There has been racing at Brighton ever since the Duke of Cumberland (uncle of the Prince Regent) first arranged a race on Whitehawk Hill to the north east of the town in 1783. It is a left-handed course used mainly for flat racing and although hardly one of the country’s premier tracks it attracts a hearty crowd, especially during its three-day festival every August. In the 1940s
The South Downs, which border Brighton to the north, are a range of chalky, grassy hills which roll picturesquely across Hampshire, West Sussex and East Sussex. There are many of fine walks to be along them, the most famous of which is South Downs Way which runs for 100 miles from Winchester in the west to Eastbourne in the east.
Needless to say, Brighton is defined by the sea. It is what drew folk here in the first place.
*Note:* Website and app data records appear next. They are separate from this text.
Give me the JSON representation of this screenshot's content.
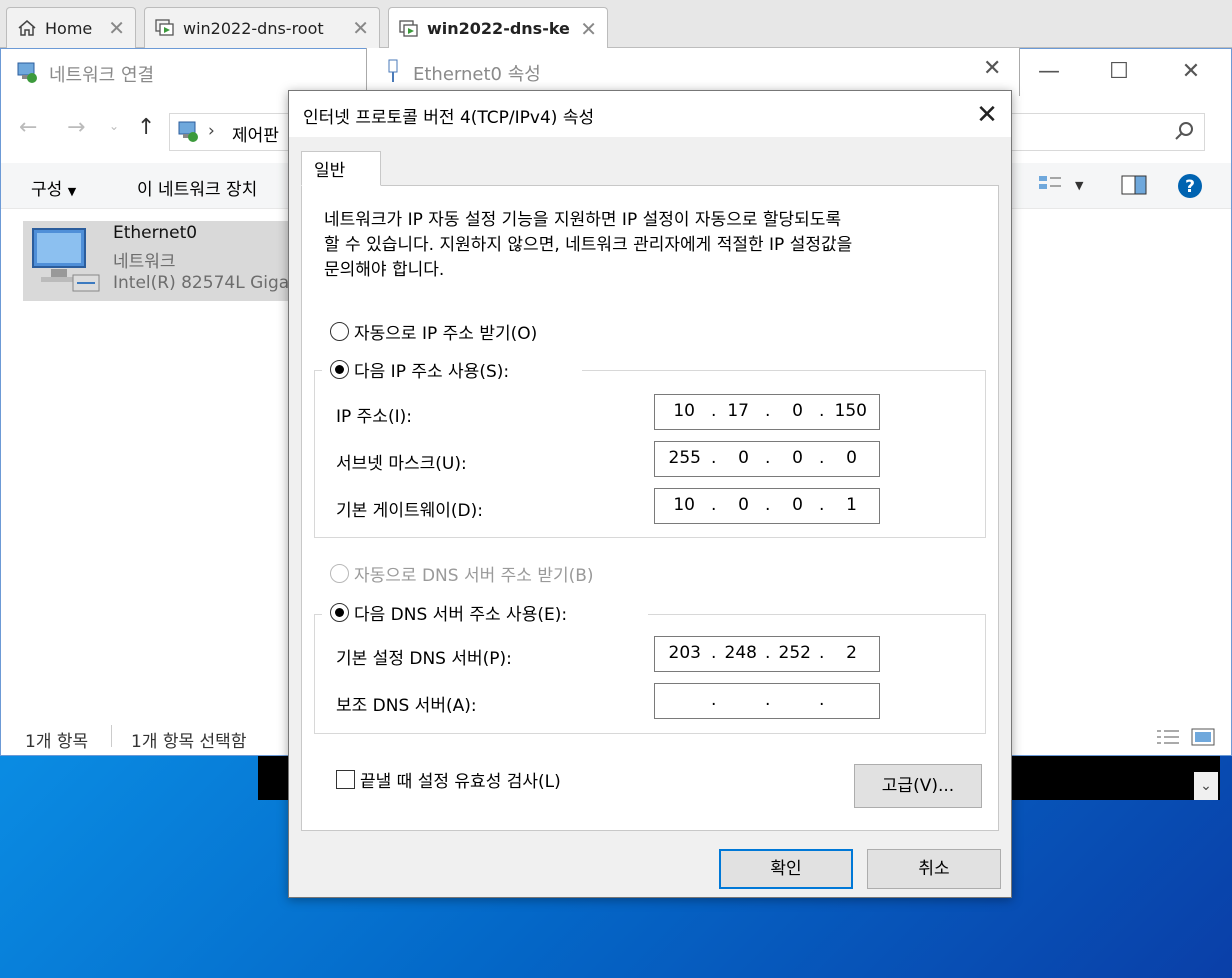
{
  "tabs": [
    {
      "label": "Home"
    },
    {
      "label": "win2022-dns-root"
    },
    {
      "label": "win2022-dns-ke"
    }
  ],
  "explorer": {
    "title": "네트워크 연결",
    "breadcrumb": "제어판",
    "cmd_organize": "구성",
    "cmd_disable": "이 네트워크 장치",
    "item": {
      "name": "Ethernet0",
      "type": "네트워크",
      "adapter": "Intel(R) 82574L Giga"
    },
    "status_count": "1개 항목",
    "status_selected": "1개 항목 선택함"
  },
  "eth_window": {
    "title": "Ethernet0 속성"
  },
  "dialog": {
    "title": "인터넷 프로토콜 버전 4(TCP/IPv4) 속성",
    "tab": "일반",
    "description": [
      "네트워크가 IP 자동 설정 기능을 지원하면 IP 설정이 자동으로 할당되도록",
      "할 수 있습니다. 지원하지 않으면, 네트워크 관리자에게 적절한 IP 설정값을",
      "문의해야 합니다."
    ],
    "radio_auto_ip": "자동으로 IP 주소 받기(O)",
    "radio_manual_ip": "다음 IP 주소 사용(S):",
    "ip_label": "IP 주소(I):",
    "ip_value": [
      "10",
      "17",
      "0",
      "150"
    ],
    "mask_label": "서브넷 마스크(U):",
    "mask_value": [
      "255",
      "0",
      "0",
      "0"
    ],
    "gateway_label": "기본 게이트웨이(D):",
    "gateway_value": [
      "10",
      "0",
      "0",
      "1"
    ],
    "radio_auto_dns": "자동으로 DNS 서버 주소 받기(B)",
    "radio_manual_dns": "다음 DNS 서버 주소 사용(E):",
    "dns1_label": "기본 설정 DNS 서버(P):",
    "dns1_value": [
      "203",
      "248",
      "252",
      "2"
    ],
    "dns2_label": "보조 DNS 서버(A):",
    "dns2_value": [
      "",
      "",
      "",
      ""
    ],
    "validate_label": "끝낼 때 설정 유효성 검사(L)",
    "validate_checked": false,
    "advanced_button": "고급(V)...",
    "ok_button": "확인",
    "cancel_button": "취소"
  },
  "colors": {
    "accent": "#0078d7",
    "help": "#0063b1",
    "vm_icon": "#3c9a3c"
  }
}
That what was once the tiny fishing village of Brighthelmstone became a fashionable resort is due in part to one Richard Russell (1687-1759), a local doctor, who popularised the idea that swimming in – and also drinking – seawater was beneficial to one’s health. So successful was he that those who flocked to the town to improve their health were said to be visiting ‘Dr Brighton’.
Brighton Rock is a hard, baton-shaped, sugary sweet, usually red on the outside and white on the inside with the words ‘Brighton Rock’ running through. It gave the name, of course, to Graham Greene’s most famous novel (1938) which subsequently became a celebrated film (1947) directed by John Boulting and starring the youthful Richard Attenborough as ‘Pinkie’, the psychopathic teenage leader of a racecourse razor gang based in Brighton.
Being the relaxed and tolerant city it is, Brighton has a large and thriving gay community and Pride, the UK’s leading LGBT event held every August, is something to behold.